Tim Burton’s latest film does not lack charm, quirkiness, and stunning beauty, but is missing some heart and teeth.
Director: Tim Burton
Writer: Jane Goldman
Stars: Eva Green, Asa Butterfield, Ella Purnell, Finlay MacMillan, Lauren McCrostie, Hayden Keeler-Stone, Georgia Pemberton, Milo Parker, Raffiella Chapman, Pixie Davies, Joseph Odwell, Thomas Odwell, Louis Davison, Samuel L. Jackson, Judi Dench, Allison Janney, Christ O’Dowd, Terence Stamp
Jake (Butterfield) feels alone and strange in his world. He grew up believing in children with powers and monsters who hunt them, but the dreams fueled by his grandfather (Stamp) were crushed by his teachers and father (O’Dowd), putting a damper in the close relationship he had with his grandfather. After his grandfather dies under mysterious circumstances, Jake is set on a journey that leads him thru a time loop to Miss Peregrine’s (Green) home and discovery of his own peculiar nature.
A strange fairy tale, Miss Peregrine’s is miles better than Alice and Wonderland, but doesn’t manage to hold a candle to Burton classics like Edward Scissorhands and The Nightmare Before Christmas. The sets are wondrously beautiful and the CGI effects are top notch. It is difficult not to get caught up in the magic of the “time loop” which Miss Peregrine and the children live in. The Peculiar children have a host of remarkable powers. When they band together to use them in the film’s climax (which features a great stop motion fight that brings Army of Darkness to mind), it puts some of the major superhero movies to shame.
What is missing is more character development and heart. It is great to watch Olive (McCrostie) set fire to anything she touches, Horace (Stone) project his dreams on screen for entertainment, or little Bronwyn (Davis) eat food with the mouth in the back of her head. Outside of these little tidbits, we don’t know too much about what these children like where they come from or why they ended up with Miss Peregrine. Even Jake and Emma (Purnell), who are the anchors of the movie, aren’t given much other than a love story that falls a flat.
The various time loops all around the world a peculiar home exists in is briefly talked about, but not expanded on which is a shame because I found it fascinating. The rules of time-travel are elaborate and become a little difficult to follow especially when the film starts to head into the third act. I haven’t read the book series the film is based on (it has been sitting on my shelf waiting for me to crack it open for some time) making some of the whimsical vocabulary used and all the rules go over my head.
While there are some intense scenes with the monsters known as Hollowgasts (or Hollows for short) that will frighten the little ones, the villains never come across as scary. Jackson’s Barron is supposed to be menacing with a peculiarity that allows him to become whatever he wishes. He should have wished to be more like Jules Winnfield cause this film could have used a “mushroom cloud laying mother -” like him to give some sort of feeling of danger towards the children. His other companions just sit around with blank white-eyed stares. I get the feeling the villains were supposed to be more chilling, but was toned way down to keep the film on the lower scale of PG-13.
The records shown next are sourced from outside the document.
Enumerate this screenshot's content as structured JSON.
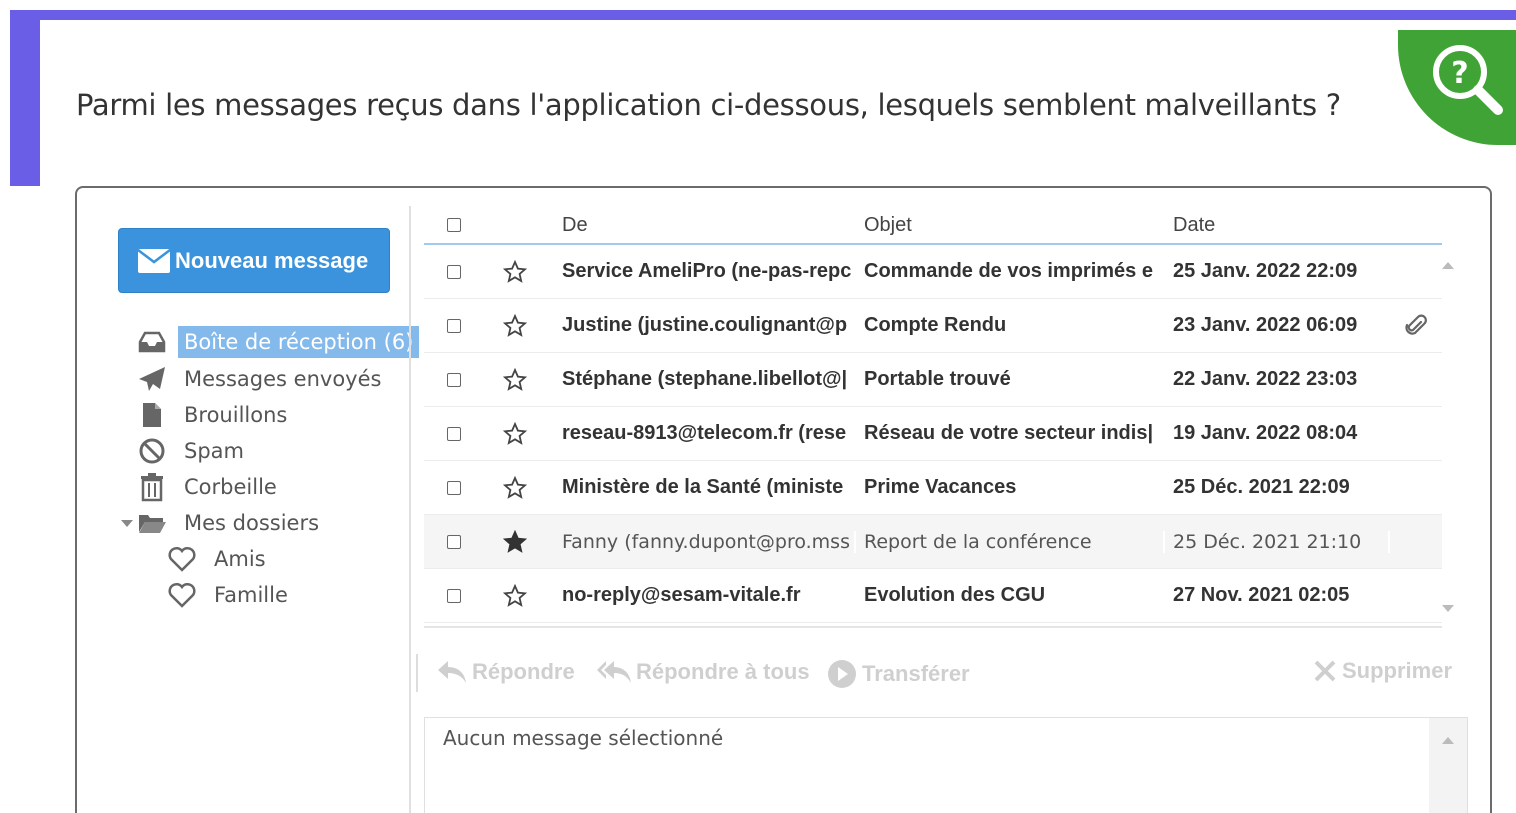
{
  "question": "Parmi les messages reçus dans l'application ci-dessous, lesquels semblent malveillants ?",
  "help": {
    "icon": "search-help-icon",
    "glyph": "?"
  },
  "sidebar": {
    "new_message_label": "Nouveau message",
    "folders": [
      {
        "label": "Boîte de réception (6)",
        "icon": "inbox-icon",
        "active": true
      },
      {
        "label": "Messages envoyés",
        "icon": "paper-plane-icon"
      },
      {
        "label": "Brouillons",
        "icon": "file-icon"
      },
      {
        "label": "Spam",
        "icon": "ban-icon"
      },
      {
        "label": "Corbeille",
        "icon": "trash-icon"
      },
      {
        "label": "Mes dossiers",
        "icon": "folder-open-icon"
      },
      {
        "label": "Amis",
        "icon": "heart-icon"
      },
      {
        "label": "Famille",
        "icon": "heart-icon"
      }
    ]
  },
  "table": {
    "headers": {
      "from": "De",
      "subject": "Objet",
      "date": "Date"
    },
    "rows": [
      {
        "from": "Service AmeliPro (ne-pas-repc",
        "subject": "Commande de vos imprimés e",
        "date": "25 Janv. 2022 22:09",
        "unread": true,
        "starred": false,
        "attachment": false
      },
      {
        "from": "Justine (justine.coulignant@p",
        "subject": "Compte Rendu",
        "date": "23 Janv. 2022 06:09",
        "unread": true,
        "starred": false,
        "attachment": true
      },
      {
        "from": "Stéphane (stephane.libellot@|",
        "subject": "Portable trouvé",
        "date": "22 Janv. 2022 23:03",
        "unread": true,
        "starred": false,
        "attachment": false
      },
      {
        "from": "reseau-8913@telecom.fr (rese",
        "subject": "Réseau de votre secteur indis|",
        "date": "19 Janv. 2022 08:04",
        "unread": true,
        "starred": false,
        "attachment": false
      },
      {
        "from": "Ministère de la Santé (ministe",
        "subject": "Prime Vacances",
        "date": "25 Déc. 2021 22:09",
        "unread": true,
        "starred": false,
        "attachment": false
      },
      {
        "from": "Fanny (fanny.dupont@pro.mss",
        "subject": "Report de la conférence",
        "date": "25 Déc. 2021 21:10",
        "unread": false,
        "starred": true,
        "attachment": false
      },
      {
        "from": "no-reply@sesam-vitale.fr",
        "subject": "Evolution des CGU",
        "date": "27 Nov. 2021 02:05",
        "unread": true,
        "starred": false,
        "attachment": false
      }
    ]
  },
  "toolbar": {
    "reply": "Répondre",
    "reply_all": "Répondre à tous",
    "forward": "Transférer",
    "delete": "Supprimer"
  },
  "preview": {
    "empty_text": "Aucun message sélectionné"
  },
  "colors": {
    "accent": "#6a5ee6",
    "button": "#3a93dc",
    "help": "#3fa335",
    "active_folder": "#84b9ec"
  }
}
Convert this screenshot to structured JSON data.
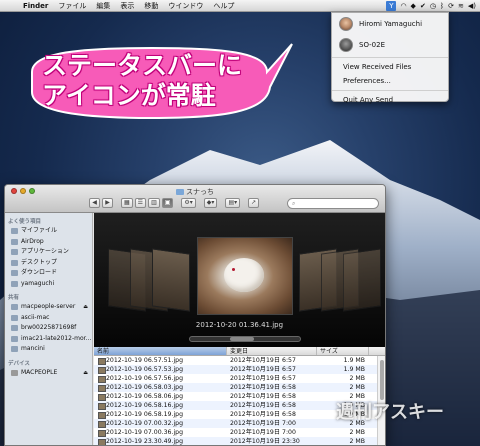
{
  "menubar": {
    "apple": "",
    "items": [
      "Finder",
      "ファイル",
      "編集",
      "表示",
      "移動",
      "ウインドウ",
      "ヘルプ"
    ],
    "app_icon": "Y"
  },
  "dropdown": {
    "users": [
      {
        "name": "Hiromi Yamaguchi",
        "avatar": "person-photo"
      },
      {
        "name": "SO-02E",
        "avatar": "device-photo"
      }
    ],
    "items": [
      "View Received Files",
      "Preferences...",
      "Quit Any Send"
    ]
  },
  "balloon": {
    "line1": "ステータスバーに",
    "line2": "アイコンが常駐",
    "color": "#f75bb8"
  },
  "finder": {
    "title": "スナっち",
    "sidebar": {
      "favorites_header": "よく使う項目",
      "favorites": [
        "マイファイル",
        "AirDrop",
        "アプリケーション",
        "デスクトップ",
        "ダウンロード",
        "yamaguchi"
      ],
      "shared_header": "共有",
      "shared": [
        "macpeople-server",
        "ascii-mac",
        "brw00225871698f",
        "imac21-late2012-mor...",
        "mancini"
      ],
      "devices_header": "デバイス",
      "devices": [
        "MACPEOPLE"
      ]
    },
    "coverflow": {
      "caption": "2012-10-20 01.36.41.jpg"
    },
    "list": {
      "headers": [
        "名前",
        "変更日",
        "サイズ"
      ],
      "rows": [
        [
          "2012-10-19 06.57.51.jpg",
          "2012年10月19日 6:57",
          "1.9 MB"
        ],
        [
          "2012-10-19 06.57.53.jpg",
          "2012年10月19日 6:57",
          "1.9 MB"
        ],
        [
          "2012-10-19 06.57.56.jpg",
          "2012年10月19日 6:57",
          "2 MB"
        ],
        [
          "2012-10-19 06.58.03.jpg",
          "2012年10月19日 6:58",
          "2 MB"
        ],
        [
          "2012-10-19 06.58.06.jpg",
          "2012年10月19日 6:58",
          "2 MB"
        ],
        [
          "2012-10-19 06.58.16.jpg",
          "2012年10月19日 6:58",
          "1.9 MB"
        ],
        [
          "2012-10-19 06.58.19.jpg",
          "2012年10月19日 6:58",
          "1.9 MB"
        ],
        [
          "2012-10-19 07.00.32.jpg",
          "2012年10月19日 7:00",
          "2 MB"
        ],
        [
          "2012-10-19 07.00.36.jpg",
          "2012年10月19日 7:00",
          "2 MB"
        ],
        [
          "2012-10-19 23.30.49.jpg",
          "2012年10月19日 23:30",
          "2 MB"
        ]
      ]
    }
  },
  "watermark": "週刊アスキー"
}
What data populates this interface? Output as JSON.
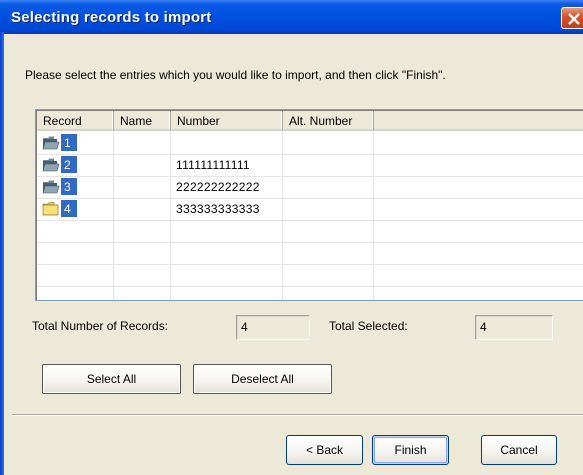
{
  "window": {
    "title": "Selecting records to import"
  },
  "instruction": "Please select the entries which you would like to import, and then click \"Finish\".",
  "list": {
    "columns": [
      "Record",
      "Name",
      "Number",
      "Alt. Number"
    ],
    "rows": [
      {
        "record": "1",
        "name": "",
        "number": "",
        "alt_number": "",
        "icon": "folder-open-gray-icon"
      },
      {
        "record": "2",
        "name": "",
        "number": "111111111111",
        "alt_number": "",
        "icon": "folder-open-gray-icon"
      },
      {
        "record": "3",
        "name": "",
        "number": "222222222222",
        "alt_number": "",
        "icon": "folder-open-gray-icon"
      },
      {
        "record": "4",
        "name": "",
        "number": "333333333333",
        "alt_number": "",
        "icon": "folder-yellow-icon"
      }
    ]
  },
  "summary": {
    "total_records_label": "Total Number of Records:",
    "total_records_value": "4",
    "total_selected_label": "Total Selected:",
    "total_selected_value": "4"
  },
  "buttons": {
    "select_all": "Select All",
    "deselect_all": "Deselect All",
    "back": "< Back",
    "finish": "Finish",
    "cancel": "Cancel"
  },
  "colors": {
    "titlebar": "#0050e0",
    "selection": "#316ac5",
    "dialog_bg": "#ece9d8",
    "close_button": "#d8542c"
  }
}
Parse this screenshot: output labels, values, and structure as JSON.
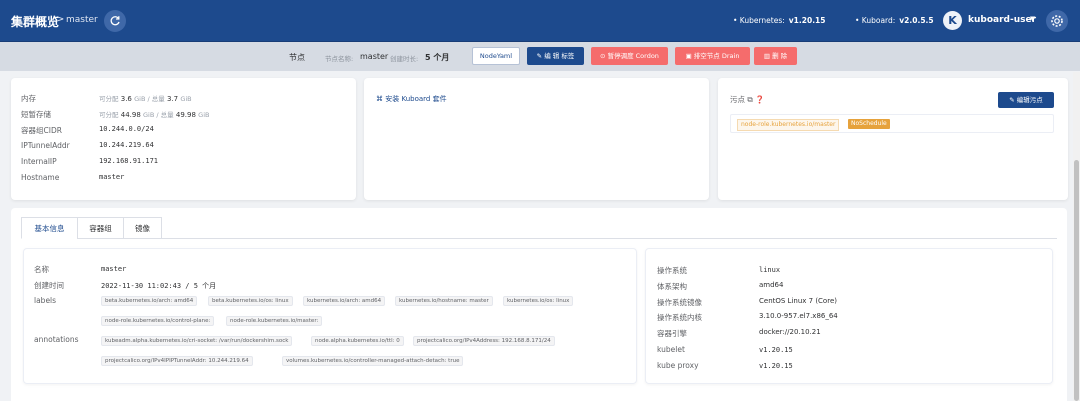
{
  "header": {
    "title": "集群概览",
    "breadcrumb_sep": ">",
    "breadcrumb": "master",
    "kubernetes_label": "• Kubernetes:",
    "kubernetes_version": "v1.20.15",
    "kuboard_label": "• Kuboard:",
    "kuboard_version": "v2.0.5.5",
    "avatar_letter": "K",
    "user": "kuboard-user",
    "user_caret": "▼"
  },
  "toolbar": {
    "title": "节点",
    "name_label": "节点名称:",
    "name_value": "master",
    "age_label": "创建时长:",
    "age_value": "5 个月",
    "buttons": {
      "nodeyaml": "NodeYaml",
      "edit_labels": "编 辑 标签",
      "cordon": "暂停调度 Cordon",
      "drain": "排空节点 Drain",
      "delete": "删 除"
    }
  },
  "resources": [
    {
      "label": "内存",
      "prefix": "可分配",
      "alloc": "3.6",
      "unit1": "GiB / 总量",
      "total": "3.7",
      "unit2": "GiB"
    },
    {
      "label": "短暂存储",
      "prefix": "可分配",
      "alloc": "44.98",
      "unit1": "GiB / 总量",
      "total": "49.98",
      "unit2": "GiB"
    }
  ],
  "node_addr": [
    {
      "label": "容器组CIDR",
      "value": "10.244.0.0/24"
    },
    {
      "label": "IPTunnelAddr",
      "value": "10.244.219.64"
    },
    {
      "label": "InternalIP",
      "value": "192.168.91.171"
    },
    {
      "label": "Hostname",
      "value": "master"
    }
  ],
  "install_link": "安装 Kuboard 套件",
  "taints": {
    "title": "污点",
    "edit_button": "编辑污点",
    "key": "node-role.kubernetes.io/master",
    "effect": "NoSchedule"
  },
  "tabs": [
    "基本信息",
    "容器组",
    "镜像"
  ],
  "basic_info": {
    "name_label": "名称",
    "name_value": "master",
    "created_label": "创建时间",
    "created_value": "2022-11-30 11:02:43  /  5 个月",
    "labels_label": "labels",
    "labels": [
      "beta.kubernetes.io/arch: amd64",
      "beta.kubernetes.io/os: linux",
      "kubernetes.io/arch: amd64",
      "kubernetes.io/hostname: master",
      "kubernetes.io/os: linux",
      "node-role.kubernetes.io/control-plane:",
      "node-role.kubernetes.io/master:"
    ],
    "annotations_label": "annotations",
    "annotations": [
      "kubeadm.alpha.kubernetes.io/cri-socket: /var/run/dockershim.sock",
      "node.alpha.kubernetes.io/ttl: 0",
      "projectcalico.org/IPv4Address: 192.168.8.171/24",
      "projectcalico.org/IPv4IPIPTunnelAddr: 10.244.219.64",
      "volumes.kubernetes.io/controller-managed-attach-detach: true"
    ]
  },
  "system_info": [
    {
      "label": "操作系统",
      "value": "linux"
    },
    {
      "label": "体系架构",
      "value": "amd64"
    },
    {
      "label": "操作系统镜像",
      "value": "CentOS Linux 7 (Core)"
    },
    {
      "label": "操作系统内核",
      "value": "3.10.0-957.el7.x86_64"
    },
    {
      "label": "容器引擎",
      "value": "docker://20.10.21"
    },
    {
      "label": "kubelet",
      "value": "v1.20.15"
    },
    {
      "label": "kube proxy",
      "value": "v1.20.15"
    }
  ],
  "colors": {
    "header_bg": "#1d4a8d",
    "danger": "#f56c6c",
    "warning": "#e6a23c",
    "page_bg": "#f0f2f5"
  }
}
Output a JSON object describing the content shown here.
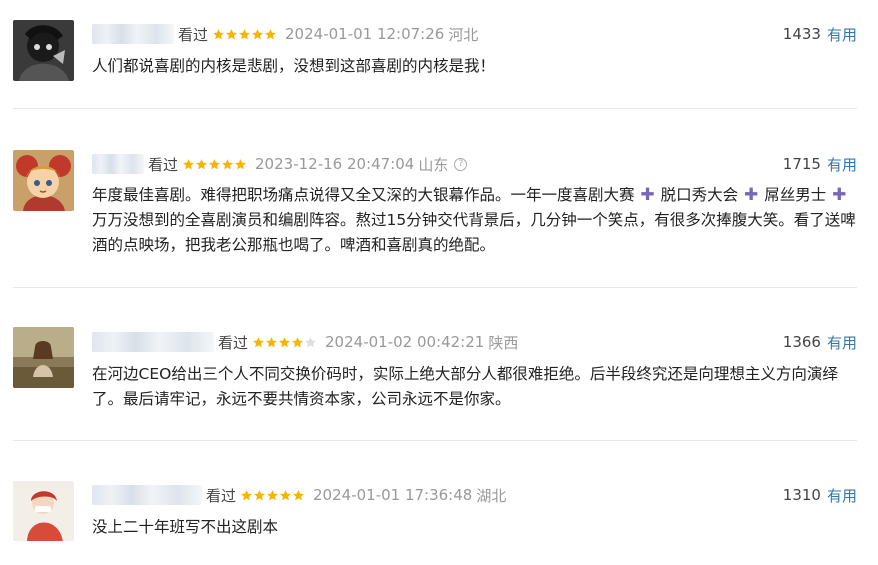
{
  "reviews": [
    {
      "watched_label": "看过",
      "rating": 5,
      "time": "2024-01-01 12:07:26",
      "location": "河北",
      "votes": "1433",
      "useful_label": "有用",
      "content": "人们都说喜剧的内核是悲剧，没想到这部喜剧的内核是我！"
    },
    {
      "watched_label": "看过",
      "rating": 5,
      "time": "2023-12-16 20:47:04",
      "location": "山东",
      "votes": "1715",
      "useful_label": "有用",
      "content_parts": [
        "年度最佳喜剧。难得把职场痛点说得又全又深的大银幕作品。一年一度喜剧大赛",
        "脱口秀大会",
        "屌丝男士",
        "万万没想到的全喜剧演员和编剧阵容。熬过15分钟交代背景后，几分钟一个笑点，有很多次捧腹大笑。看了送啤酒的点映场，把我老公那瓶也喝了。啤酒和喜剧真的绝配。"
      ]
    },
    {
      "watched_label": "看过",
      "rating": 4,
      "time": "2024-01-02 00:42:21",
      "location": "陕西",
      "votes": "1366",
      "useful_label": "有用",
      "content": "在河边CEO给出三个人不同交换价码时，实际上绝大部分人都很难拒绝。后半段终究还是向理想主义方向演绎了。最后请牢记，永远不要共情资本家，公司永远不是你家。"
    },
    {
      "watched_label": "看过",
      "rating": 5,
      "time": "2024-01-01 17:36:48",
      "location": "湖北",
      "votes": "1310",
      "useful_label": "有用",
      "content": "没上二十年班写不出这剧本"
    }
  ],
  "colors": {
    "star": "#f7b500",
    "star_empty": "#dddddd",
    "useful_link": "#3377aa",
    "plus_icon": "#7767b5"
  }
}
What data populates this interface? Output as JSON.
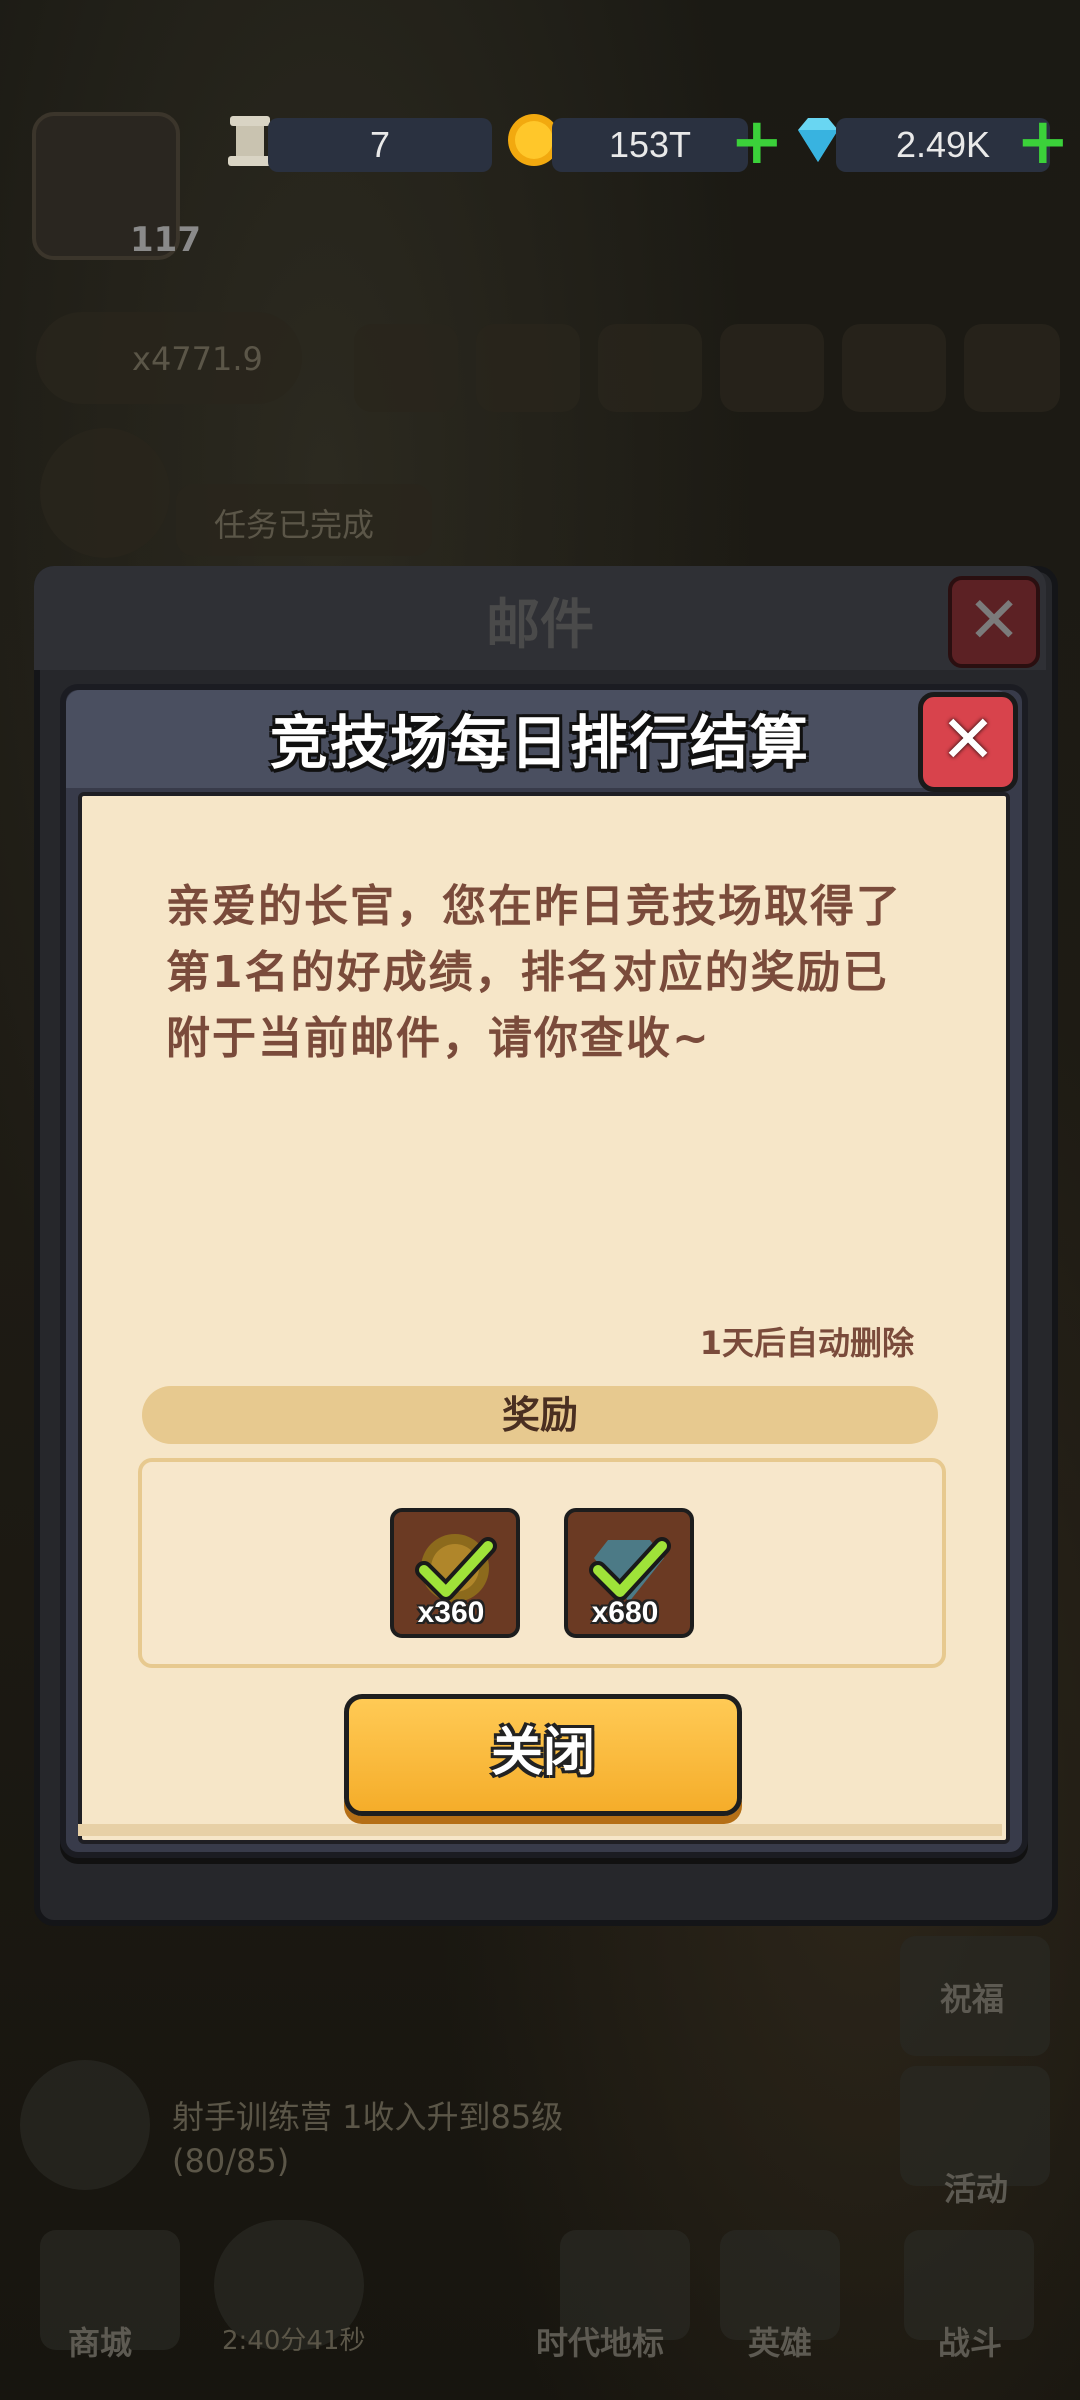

With all of these complaints in mind, Miss Peregrine’s Home is an enjoyable movie, just not a great one. If this had been made by any other director, I would have probably appreciated it more. Knowing Burton is capable of so much better, the peculiar nature of the film falls flat.
3 ½ out of 5 Stars